*TASK ITEM*:
Line by line, check the data for the string "this" and state how many lines have it, nothing more.

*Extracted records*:
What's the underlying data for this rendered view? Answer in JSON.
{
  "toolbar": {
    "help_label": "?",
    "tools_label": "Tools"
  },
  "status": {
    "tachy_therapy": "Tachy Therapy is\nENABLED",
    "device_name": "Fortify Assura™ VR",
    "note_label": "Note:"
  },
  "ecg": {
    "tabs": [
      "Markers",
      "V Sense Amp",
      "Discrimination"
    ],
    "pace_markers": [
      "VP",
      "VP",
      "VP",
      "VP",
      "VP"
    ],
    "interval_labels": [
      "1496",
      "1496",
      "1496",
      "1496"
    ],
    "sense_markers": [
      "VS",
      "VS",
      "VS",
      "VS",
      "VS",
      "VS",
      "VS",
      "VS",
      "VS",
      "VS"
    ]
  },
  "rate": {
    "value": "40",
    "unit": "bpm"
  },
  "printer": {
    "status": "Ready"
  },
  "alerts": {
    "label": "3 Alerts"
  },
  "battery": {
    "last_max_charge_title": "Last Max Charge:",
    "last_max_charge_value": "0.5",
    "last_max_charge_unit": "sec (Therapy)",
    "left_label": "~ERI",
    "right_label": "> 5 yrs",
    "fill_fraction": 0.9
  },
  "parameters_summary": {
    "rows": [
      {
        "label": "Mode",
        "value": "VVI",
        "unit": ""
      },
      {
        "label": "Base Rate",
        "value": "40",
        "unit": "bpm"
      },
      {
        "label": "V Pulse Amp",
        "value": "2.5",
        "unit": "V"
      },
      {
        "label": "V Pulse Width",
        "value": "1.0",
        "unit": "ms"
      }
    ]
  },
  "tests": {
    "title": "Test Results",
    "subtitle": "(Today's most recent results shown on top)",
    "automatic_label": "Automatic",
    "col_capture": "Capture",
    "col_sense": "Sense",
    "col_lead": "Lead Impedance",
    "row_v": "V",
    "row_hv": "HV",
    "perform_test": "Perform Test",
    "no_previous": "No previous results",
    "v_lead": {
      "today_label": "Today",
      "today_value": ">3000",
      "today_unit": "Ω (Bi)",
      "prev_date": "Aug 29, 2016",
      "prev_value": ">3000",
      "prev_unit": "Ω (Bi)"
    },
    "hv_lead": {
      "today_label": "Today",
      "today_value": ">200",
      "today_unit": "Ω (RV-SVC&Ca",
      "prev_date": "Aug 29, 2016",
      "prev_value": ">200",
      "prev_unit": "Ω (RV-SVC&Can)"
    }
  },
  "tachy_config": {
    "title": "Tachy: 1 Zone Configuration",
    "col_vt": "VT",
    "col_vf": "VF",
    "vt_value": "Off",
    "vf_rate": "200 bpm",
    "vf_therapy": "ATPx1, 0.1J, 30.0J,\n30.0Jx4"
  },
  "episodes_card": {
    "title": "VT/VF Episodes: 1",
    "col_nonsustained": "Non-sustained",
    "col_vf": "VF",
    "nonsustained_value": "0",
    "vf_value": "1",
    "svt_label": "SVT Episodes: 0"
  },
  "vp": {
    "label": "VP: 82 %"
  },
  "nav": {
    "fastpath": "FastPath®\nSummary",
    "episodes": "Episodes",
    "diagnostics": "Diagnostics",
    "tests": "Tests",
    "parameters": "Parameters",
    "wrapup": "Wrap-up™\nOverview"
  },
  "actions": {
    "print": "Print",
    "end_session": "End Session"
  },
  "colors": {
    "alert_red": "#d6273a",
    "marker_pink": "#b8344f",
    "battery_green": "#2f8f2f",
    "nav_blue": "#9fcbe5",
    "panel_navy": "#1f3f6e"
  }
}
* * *
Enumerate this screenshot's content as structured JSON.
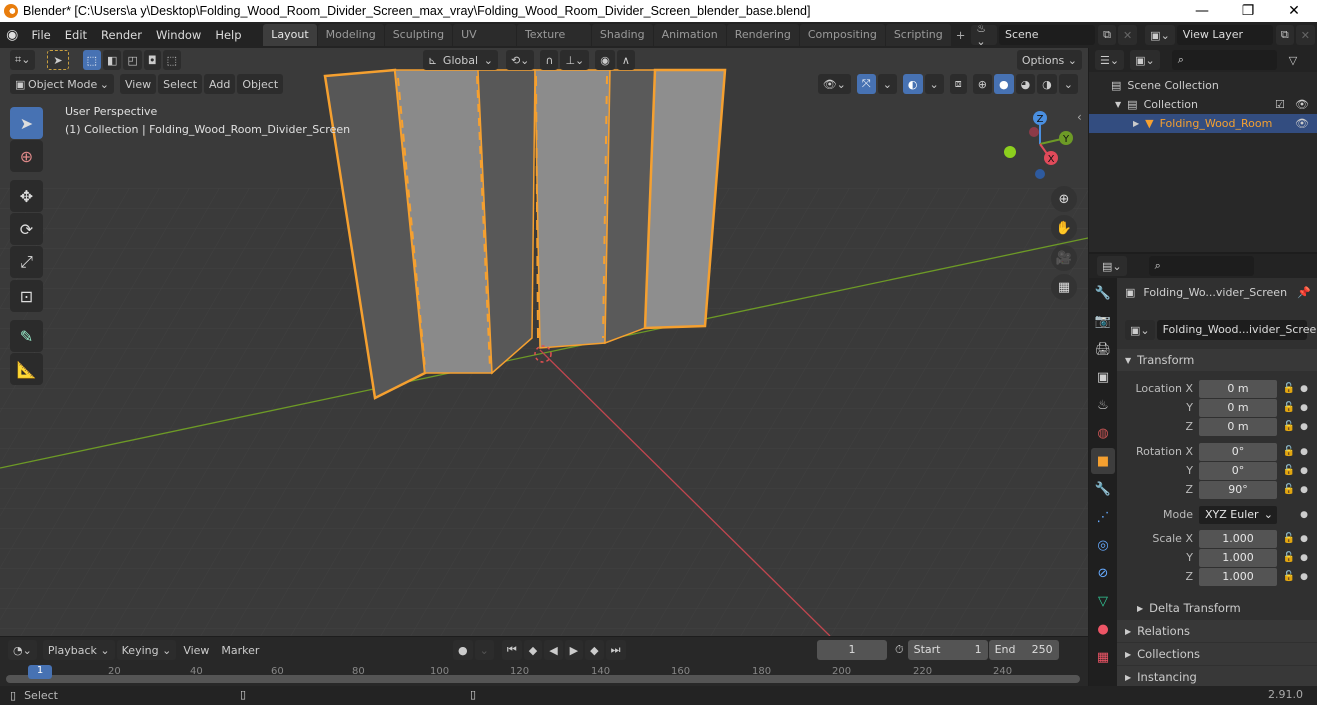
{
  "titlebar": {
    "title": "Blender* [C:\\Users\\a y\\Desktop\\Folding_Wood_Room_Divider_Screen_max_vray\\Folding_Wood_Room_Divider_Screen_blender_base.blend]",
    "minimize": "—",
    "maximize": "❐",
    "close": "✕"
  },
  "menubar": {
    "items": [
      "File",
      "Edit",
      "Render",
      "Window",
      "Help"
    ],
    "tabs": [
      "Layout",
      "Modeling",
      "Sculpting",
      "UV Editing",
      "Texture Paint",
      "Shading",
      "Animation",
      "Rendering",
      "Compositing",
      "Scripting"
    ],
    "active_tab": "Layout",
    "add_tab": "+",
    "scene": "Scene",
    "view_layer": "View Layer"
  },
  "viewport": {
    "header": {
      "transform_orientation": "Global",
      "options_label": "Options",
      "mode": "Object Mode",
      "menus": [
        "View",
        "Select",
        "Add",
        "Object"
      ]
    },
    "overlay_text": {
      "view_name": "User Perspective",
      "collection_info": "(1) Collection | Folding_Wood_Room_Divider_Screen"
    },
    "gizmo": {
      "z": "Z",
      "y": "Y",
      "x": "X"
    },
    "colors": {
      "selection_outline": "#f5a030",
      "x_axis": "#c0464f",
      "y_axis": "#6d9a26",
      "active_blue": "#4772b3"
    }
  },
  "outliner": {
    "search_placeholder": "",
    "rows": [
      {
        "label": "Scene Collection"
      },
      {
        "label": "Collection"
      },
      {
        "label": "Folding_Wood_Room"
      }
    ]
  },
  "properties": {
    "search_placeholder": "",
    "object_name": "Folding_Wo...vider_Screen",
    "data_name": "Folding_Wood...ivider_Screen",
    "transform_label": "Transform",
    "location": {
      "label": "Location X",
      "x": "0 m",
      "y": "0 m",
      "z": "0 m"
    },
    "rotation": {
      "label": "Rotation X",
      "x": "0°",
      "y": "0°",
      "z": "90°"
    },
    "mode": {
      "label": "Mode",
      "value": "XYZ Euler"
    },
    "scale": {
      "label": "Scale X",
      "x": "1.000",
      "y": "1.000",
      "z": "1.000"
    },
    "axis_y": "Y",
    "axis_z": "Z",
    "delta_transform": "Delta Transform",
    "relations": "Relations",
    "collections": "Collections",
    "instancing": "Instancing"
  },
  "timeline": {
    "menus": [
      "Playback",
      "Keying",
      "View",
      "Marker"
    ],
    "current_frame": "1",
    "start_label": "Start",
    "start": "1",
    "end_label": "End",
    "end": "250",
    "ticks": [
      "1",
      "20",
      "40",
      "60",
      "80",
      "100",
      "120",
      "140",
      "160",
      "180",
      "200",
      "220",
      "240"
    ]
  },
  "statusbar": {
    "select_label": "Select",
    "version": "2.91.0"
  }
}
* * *
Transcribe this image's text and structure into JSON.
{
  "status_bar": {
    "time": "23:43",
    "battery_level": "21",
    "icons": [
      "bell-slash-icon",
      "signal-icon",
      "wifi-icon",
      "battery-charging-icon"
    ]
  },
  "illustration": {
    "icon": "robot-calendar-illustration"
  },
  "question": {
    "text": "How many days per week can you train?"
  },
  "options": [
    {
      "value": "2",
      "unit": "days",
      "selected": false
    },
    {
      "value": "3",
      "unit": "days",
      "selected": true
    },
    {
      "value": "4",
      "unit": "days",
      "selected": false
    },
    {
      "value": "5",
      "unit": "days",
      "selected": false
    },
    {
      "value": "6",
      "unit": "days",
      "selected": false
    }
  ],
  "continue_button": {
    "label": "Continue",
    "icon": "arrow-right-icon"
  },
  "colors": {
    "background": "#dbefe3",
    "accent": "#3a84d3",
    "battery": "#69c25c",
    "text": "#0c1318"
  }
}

*SOLUTION*:
3